Last week we welcomed James Hargest College, Invercargill and Koraunui School, Lower Hutt to the Ru Network. James visited the schools to help with set-up and run some Earthquake location demos with students. We were met in Invercargill by a reporter for an article in the Southland Times.
Thanks to all the students and teachers at both schools. We hope you enjoy using the seismometer to explore the Earth!
Earthquakes occur on fault lines. Faults are fractures in the Earth’s crust formed by stress due to tectonic plates grinding together. When the stress builds high enough, the crust ruptures, causing an earthquake and a fault is formed. The Earth’s crust is displaced on either side of the fault.

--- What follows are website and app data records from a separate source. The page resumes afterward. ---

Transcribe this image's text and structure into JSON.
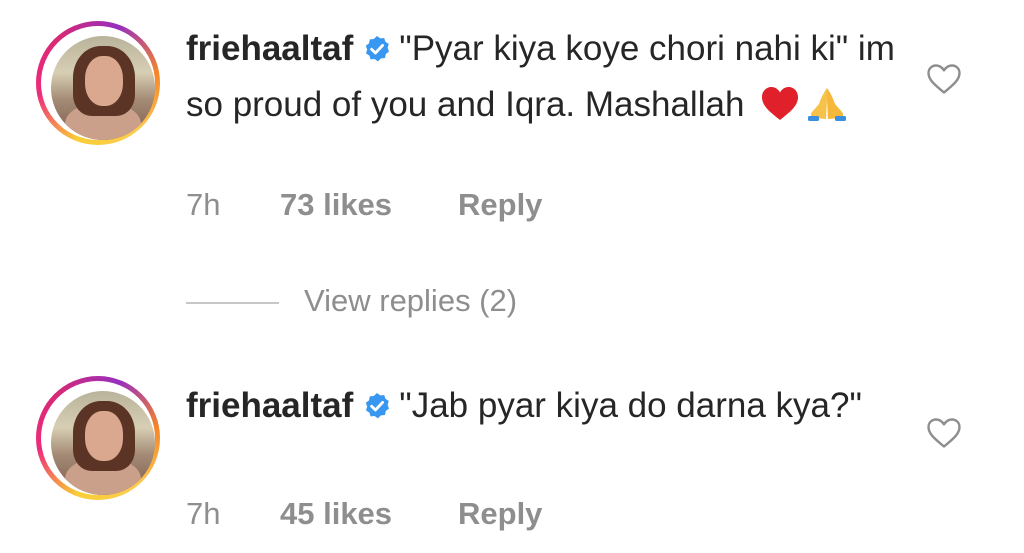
{
  "comments": [
    {
      "username": "friehaaltaf",
      "text": "\"Pyar kiya koye chori nahi ki\" im so proud of you and Iqra. Mashallah",
      "emojis": [
        "❤️",
        "🙏"
      ],
      "time": "7h",
      "likes": "73 likes",
      "reply": "Reply"
    },
    {
      "username": "friehaaltaf",
      "text": "\"Jab pyar kiya do darna kya?\"",
      "time": "7h",
      "likes": "45 likes",
      "reply": "Reply"
    }
  ],
  "view_replies": "View replies (2)",
  "colors": {
    "text": "#262626",
    "muted": "#8e8e8e",
    "verified": "#3897f0",
    "divider": "#c7c7c7"
  },
  "icons": [
    "verified-badge-icon",
    "heart-outline-icon",
    "red-heart-emoji",
    "folded-hands-emoji"
  ]
}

Faults are often only observed under the Earth. But we can sometimes see them on land too!
Go to google maps (or google Earth) and locate the following features:

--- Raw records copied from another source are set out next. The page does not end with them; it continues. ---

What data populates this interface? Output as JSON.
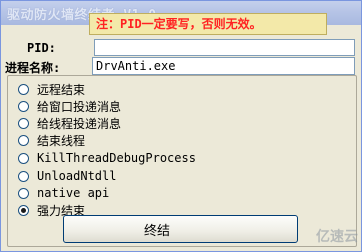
{
  "window": {
    "title": "驱动防火墙终结者 V1.0",
    "notice": "注：PID一定要写，否则无效。"
  },
  "form": {
    "pid_label": "PID:",
    "pid_value": "",
    "process_label": "进程名称:",
    "process_value": "DrvAnti.exe"
  },
  "options": [
    {
      "label": "远程结束",
      "checked": false
    },
    {
      "label": "给窗口投递消息",
      "checked": false
    },
    {
      "label": "给线程投递消息",
      "checked": false
    },
    {
      "label": "结束线程",
      "checked": false
    },
    {
      "label": "KillThreadDebugProcess",
      "checked": false
    },
    {
      "label": "UnloadNtdll",
      "checked": false
    },
    {
      "label": "native api",
      "checked": false
    },
    {
      "label": "强力结束",
      "checked": true
    }
  ],
  "actions": {
    "end_label": "终结"
  },
  "watermark": {
    "text": "亿速云"
  }
}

Wallace Creek, California (USA). You can input the coordinates 35.27189, -119.82741 . Identify the rivers and look at their shape. Are the river shaped as you expect? Could a fault have changed the river shape/direction? Can you identify the fault?

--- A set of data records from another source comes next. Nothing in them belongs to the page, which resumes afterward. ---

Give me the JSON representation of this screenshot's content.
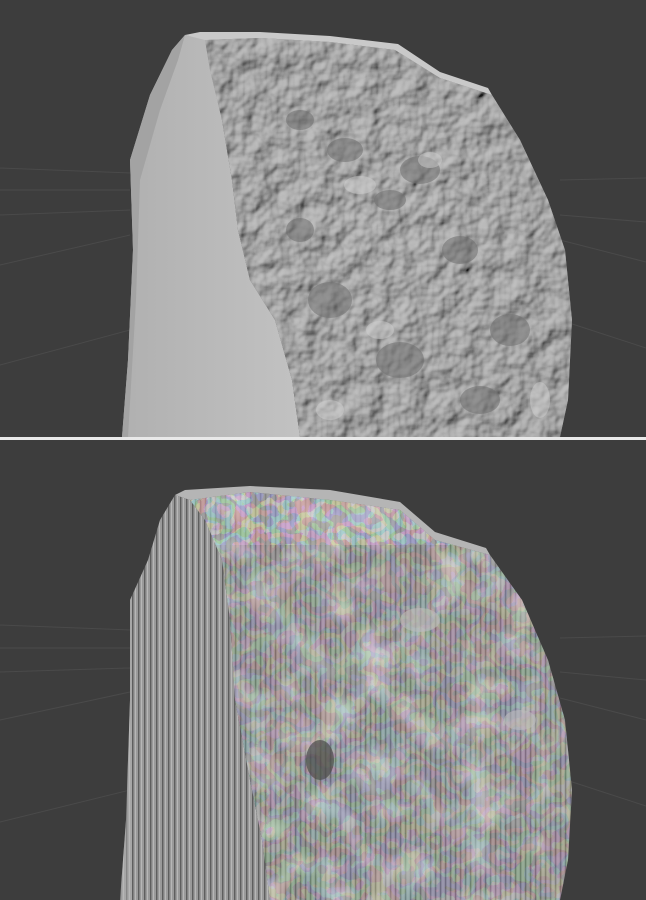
{
  "colors": {
    "viewport_background": "#3d3d3d",
    "grid_line": "#4a4a4a",
    "divider": "#e9e9e9",
    "mesh_smooth_light": "#b9b9b9",
    "mesh_smooth_shadow": "#7c7c7c",
    "mesh_layered_light": "#a5a5a5",
    "mesh_layered_shadow": "#5a5a5a"
  },
  "panels": [
    {
      "name": "viewport-top",
      "shading": "smooth",
      "object": "rock-mesh-smooth"
    },
    {
      "name": "viewport-bottom",
      "shading": "layered",
      "object": "rock-mesh-layered"
    }
  ]
}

Alpine Fault (New Zealand). Input the following coordinates: -42.6834, 171.5686 and zoom out.
Look at Earth features that stop abruptly. Can you identify the famous Alpine Fault? The Alpine Fault created the Southern Alps. How do you think the Earth moved along the fault to create the Alps?
Take a look at the East African Rift Valley (input coordinates 6.462, 37.908 and zoom out (really far). Can you see the rift stretching from Ethiopia to Mozambique? Here plate tectonics are acting to split one plate into two new ones. Can you think how faults might allow a valley like this to form? What might Africa look like in another 30 million years? Look at the shape of the Great Lakes along the rift valley (Lake Turkana, Lake Malawi). Can you think why they might be elongated?